Only 2 percent of the world lives in a country where broadband penetration has exceeded 80 percent, according to a report out today from TeleGeography. The report noted that worries over broadband saturation are really only appropriate in 10 countries out of the 127 the firm tracks, and the U.S. isn’t even one of those saturated markets. There are 36 countries where broadband providers serve less than 5 percent of the population.
So while there’s concern in the U.S. cable and telecommunications industries over growth in their fixed line businesses, what we really should be pondering is whether or not the low-hanging fruit of fixed-broadband access has been plucked, and if so, how do we get broadband to the rest of the world? TeleGeography defines broadband as a fixed network service having a downlink speed of 256kbps or greater. It includes services provided via DSL, cable, fiber and fixed wireless broadband/WiMAX technologies. It excludes 3G/mobile services.
I suspect it’s not cost-effective to build out a wired infrastructure in some parts of the world, either because equipment is stolen or because the rates customers might pay don’t justify the investment required. But given its importance in the 21st Century economy, giving up on broadband access would be wrong. There are two solutions I can see, but I welcome our readers’ thoughts.
The government can subsidize a wired infrastructure much like Australia’s government is doing today with its $31 billion investment in fiber, or providers can focus on wireless if it’s not cost-effective to build out wired broadband. In that case, their governments should consider policies that provide for available spectrum and understand how the current wired infrastructure needs to provide backhaul for wireless access.

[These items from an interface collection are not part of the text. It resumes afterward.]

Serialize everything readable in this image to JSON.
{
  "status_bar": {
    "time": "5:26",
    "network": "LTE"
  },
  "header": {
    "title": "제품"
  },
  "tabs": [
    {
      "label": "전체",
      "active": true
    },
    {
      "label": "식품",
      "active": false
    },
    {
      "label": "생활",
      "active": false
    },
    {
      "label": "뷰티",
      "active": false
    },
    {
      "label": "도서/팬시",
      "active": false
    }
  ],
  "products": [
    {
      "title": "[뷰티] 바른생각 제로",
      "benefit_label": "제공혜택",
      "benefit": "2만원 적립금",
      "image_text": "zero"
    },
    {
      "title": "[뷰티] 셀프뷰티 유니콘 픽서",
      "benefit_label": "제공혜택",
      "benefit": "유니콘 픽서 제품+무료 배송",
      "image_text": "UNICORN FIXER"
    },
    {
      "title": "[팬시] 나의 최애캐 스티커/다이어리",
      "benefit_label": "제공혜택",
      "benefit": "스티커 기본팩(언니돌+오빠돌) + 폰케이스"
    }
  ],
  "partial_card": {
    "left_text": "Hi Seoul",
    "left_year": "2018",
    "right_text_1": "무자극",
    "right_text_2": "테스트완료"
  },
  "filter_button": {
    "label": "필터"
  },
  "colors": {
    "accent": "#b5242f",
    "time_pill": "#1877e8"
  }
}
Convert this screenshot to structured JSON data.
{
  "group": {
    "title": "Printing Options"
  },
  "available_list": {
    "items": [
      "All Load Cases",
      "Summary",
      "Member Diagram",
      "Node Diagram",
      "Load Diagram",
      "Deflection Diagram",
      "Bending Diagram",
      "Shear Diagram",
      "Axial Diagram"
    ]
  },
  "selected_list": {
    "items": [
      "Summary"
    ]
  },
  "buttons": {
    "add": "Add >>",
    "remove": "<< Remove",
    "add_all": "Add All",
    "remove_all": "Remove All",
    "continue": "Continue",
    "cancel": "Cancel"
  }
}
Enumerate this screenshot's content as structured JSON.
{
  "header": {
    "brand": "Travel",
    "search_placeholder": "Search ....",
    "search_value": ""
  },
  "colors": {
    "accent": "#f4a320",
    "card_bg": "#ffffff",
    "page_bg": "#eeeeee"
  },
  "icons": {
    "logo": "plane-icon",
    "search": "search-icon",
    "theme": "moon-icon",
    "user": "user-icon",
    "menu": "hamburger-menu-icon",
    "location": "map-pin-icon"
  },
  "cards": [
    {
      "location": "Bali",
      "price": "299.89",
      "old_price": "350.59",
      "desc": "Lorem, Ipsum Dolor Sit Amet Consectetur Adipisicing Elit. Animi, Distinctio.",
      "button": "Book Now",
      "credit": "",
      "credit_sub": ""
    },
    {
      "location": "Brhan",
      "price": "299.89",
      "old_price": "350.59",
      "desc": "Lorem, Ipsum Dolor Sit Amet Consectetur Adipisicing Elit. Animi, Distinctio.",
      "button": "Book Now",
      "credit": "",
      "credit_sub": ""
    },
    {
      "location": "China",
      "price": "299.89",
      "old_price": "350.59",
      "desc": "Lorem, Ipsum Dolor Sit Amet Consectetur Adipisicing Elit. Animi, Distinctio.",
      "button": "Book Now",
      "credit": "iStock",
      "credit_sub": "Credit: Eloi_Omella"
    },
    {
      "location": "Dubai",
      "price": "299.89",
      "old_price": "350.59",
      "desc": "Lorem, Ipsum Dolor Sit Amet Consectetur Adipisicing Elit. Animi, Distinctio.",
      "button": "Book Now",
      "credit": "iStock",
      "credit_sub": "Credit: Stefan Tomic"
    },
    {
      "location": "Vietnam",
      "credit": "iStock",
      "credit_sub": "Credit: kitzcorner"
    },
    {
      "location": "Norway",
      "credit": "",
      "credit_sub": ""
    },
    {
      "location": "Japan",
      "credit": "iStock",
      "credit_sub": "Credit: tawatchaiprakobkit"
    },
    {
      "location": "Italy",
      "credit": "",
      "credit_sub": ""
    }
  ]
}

Actually, we have a similar issue in rural areas of our country, where wireless Internet service providers pay through the nose for access lines back to the Internet backbone — making it expensive to provide wireless broadband.